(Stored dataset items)
BEGIN

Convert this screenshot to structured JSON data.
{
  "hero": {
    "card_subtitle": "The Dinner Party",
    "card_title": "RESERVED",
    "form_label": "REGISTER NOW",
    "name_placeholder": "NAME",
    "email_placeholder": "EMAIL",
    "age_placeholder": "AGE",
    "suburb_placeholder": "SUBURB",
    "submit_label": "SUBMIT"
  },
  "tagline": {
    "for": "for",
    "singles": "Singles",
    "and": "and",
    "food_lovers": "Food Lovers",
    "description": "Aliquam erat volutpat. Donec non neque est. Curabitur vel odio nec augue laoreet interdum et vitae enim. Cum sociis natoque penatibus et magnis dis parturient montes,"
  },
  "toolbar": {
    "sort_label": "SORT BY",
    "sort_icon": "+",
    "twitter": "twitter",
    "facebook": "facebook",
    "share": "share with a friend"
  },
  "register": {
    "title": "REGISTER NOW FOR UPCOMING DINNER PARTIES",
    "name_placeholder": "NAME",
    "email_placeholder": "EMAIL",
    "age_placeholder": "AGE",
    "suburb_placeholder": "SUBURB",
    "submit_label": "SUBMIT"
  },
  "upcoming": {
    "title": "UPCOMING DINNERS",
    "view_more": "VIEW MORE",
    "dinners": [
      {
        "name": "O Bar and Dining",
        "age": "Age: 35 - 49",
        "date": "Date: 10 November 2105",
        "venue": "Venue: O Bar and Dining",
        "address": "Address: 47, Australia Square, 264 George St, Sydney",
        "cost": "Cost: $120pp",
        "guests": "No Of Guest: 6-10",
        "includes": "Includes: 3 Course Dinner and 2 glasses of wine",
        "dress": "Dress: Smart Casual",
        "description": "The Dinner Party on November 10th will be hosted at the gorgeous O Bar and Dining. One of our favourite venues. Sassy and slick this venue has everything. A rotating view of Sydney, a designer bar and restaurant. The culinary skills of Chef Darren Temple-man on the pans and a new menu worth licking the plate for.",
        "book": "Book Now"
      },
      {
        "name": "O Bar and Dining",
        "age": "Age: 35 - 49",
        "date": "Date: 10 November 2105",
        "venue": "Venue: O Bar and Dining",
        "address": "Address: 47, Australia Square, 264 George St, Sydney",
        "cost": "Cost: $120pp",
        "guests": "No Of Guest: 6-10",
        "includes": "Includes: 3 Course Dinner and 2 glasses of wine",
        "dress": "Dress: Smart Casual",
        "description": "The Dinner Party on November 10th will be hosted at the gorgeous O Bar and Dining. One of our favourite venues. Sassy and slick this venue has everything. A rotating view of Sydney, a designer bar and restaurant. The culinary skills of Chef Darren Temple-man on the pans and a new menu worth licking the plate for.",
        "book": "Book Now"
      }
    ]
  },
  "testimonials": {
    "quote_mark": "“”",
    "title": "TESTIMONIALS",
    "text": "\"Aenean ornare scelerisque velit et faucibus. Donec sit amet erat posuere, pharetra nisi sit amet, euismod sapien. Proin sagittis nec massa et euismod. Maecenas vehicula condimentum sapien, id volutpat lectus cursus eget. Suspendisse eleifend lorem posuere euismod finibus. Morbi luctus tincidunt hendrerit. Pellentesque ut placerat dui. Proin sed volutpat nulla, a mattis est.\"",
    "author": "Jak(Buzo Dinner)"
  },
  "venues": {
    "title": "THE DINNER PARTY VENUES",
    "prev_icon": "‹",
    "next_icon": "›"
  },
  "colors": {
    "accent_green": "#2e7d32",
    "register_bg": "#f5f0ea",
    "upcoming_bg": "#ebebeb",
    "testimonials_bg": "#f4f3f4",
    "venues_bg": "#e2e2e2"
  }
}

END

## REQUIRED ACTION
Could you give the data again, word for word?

## SOLUTION FOR THIS TASK
Convert this screenshot to structured JSON data.
{
  "hero": {
    "card_subtitle": "The Dinner Party",
    "card_title": "RESERVED",
    "form_label": "REGISTER NOW",
    "name_placeholder": "NAME",
    "email_placeholder": "EMAIL",
    "age_placeholder": "AGE",
    "suburb_placeholder": "SUBURB",
    "submit_label": "SUBMIT"
  },
  "tagline": {
    "for": "for",
    "singles": "Singles",
    "and": "and",
    "food_lovers": "Food Lovers",
    "description": "Aliquam erat volutpat. Donec non neque est. Curabitur vel odio nec augue laoreet interdum et vitae enim. Cum sociis natoque penatibus et magnis dis parturient montes,"
  },
  "toolbar": {
    "sort_label": "SORT BY",
    "sort_icon": "+",
    "twitter": "twitter",
    "facebook": "facebook",
    "share": "share with a friend"
  },
  "register": {
    "title": "REGISTER NOW FOR UPCOMING DINNER PARTIES",
    "name_placeholder": "NAME",
    "email_placeholder": "EMAIL",
    "age_placeholder": "AGE",
    "suburb_placeholder": "SUBURB",
    "submit_label": "SUBMIT"
  },
  "upcoming": {
    "title": "UPCOMING DINNERS",
    "view_more": "VIEW MORE",
    "dinners": [
      {
        "name": "O Bar and Dining",
        "age": "Age: 35 - 49",
        "date": "Date: 10 November 2105",
        "venue": "Venue: O Bar and Dining",
        "address": "Address: 47, Australia Square, 264 George St, Sydney",
        "cost": "Cost: $120pp",
        "guests": "No Of Guest: 6-10",
        "includes": "Includes: 3 Course Dinner and 2 glasses of wine",
        "dress": "Dress: Smart Casual",
        "description": "The Dinner Party on November 10th will be hosted at the gorgeous O Bar and Dining. One of our favourite venues. Sassy and slick this venue has everything. A rotating view of Sydney, a designer bar and restaurant. The culinary skills of Chef Darren Temple-man on the pans and a new menu worth licking the plate for.",
        "book": "Book Now"
      },
      {
        "name": "O Bar and Dining",
        "age": "Age: 35 - 49",
        "date": "Date: 10 November 2105",
        "venue": "Venue: O Bar and Dining",
        "address": "Address: 47, Australia Square, 264 George St, Sydney",
        "cost": "Cost: $120pp",
        "guests": "No Of Guest: 6-10",
        "includes": "Includes: 3 Course Dinner and 2 glasses of wine",
        "dress": "Dress: Smart Casual",
        "description": "The Dinner Party on November 10th will be hosted at the gorgeous O Bar and Dining. One of our favourite venues. Sassy and slick this venue has everything. A rotating view of Sydney, a designer bar and restaurant. The culinary skills of Chef Darren Temple-man on the pans and a new menu worth licking the plate for.",
        "book": "Book Now"
      }
    ]
  },
  "testimonials": {
    "quote_mark": "“”",
    "title": "TESTIMONIALS",
    "text": "\"Aenean ornare scelerisque velit et faucibus. Donec sit amet erat posuere, pharetra nisi sit amet, euismod sapien. Proin sagittis nec massa et euismod. Maecenas vehicula condimentum sapien, id volutpat lectus cursus eget. Suspendisse eleifend lorem posuere euismod finibus. Morbi luctus tincidunt hendrerit. Pellentesque ut placerat dui. Proin sed volutpat nulla, a mattis est.\"",
    "author": "Jak(Buzo Dinner)"
  },
  "venues": {
    "title": "THE DINNER PARTY VENUES",
    "prev_icon": "‹",
    "next_icon": "›"
  },
  "colors": {
    "accent_green": "#2e7d32",
    "register_bg": "#f5f0ea",
    "upcoming_bg": "#ebebeb",
    "testimonials_bg": "#f4f3f4",
    "venues_bg": "#e2e2e2"
  }
}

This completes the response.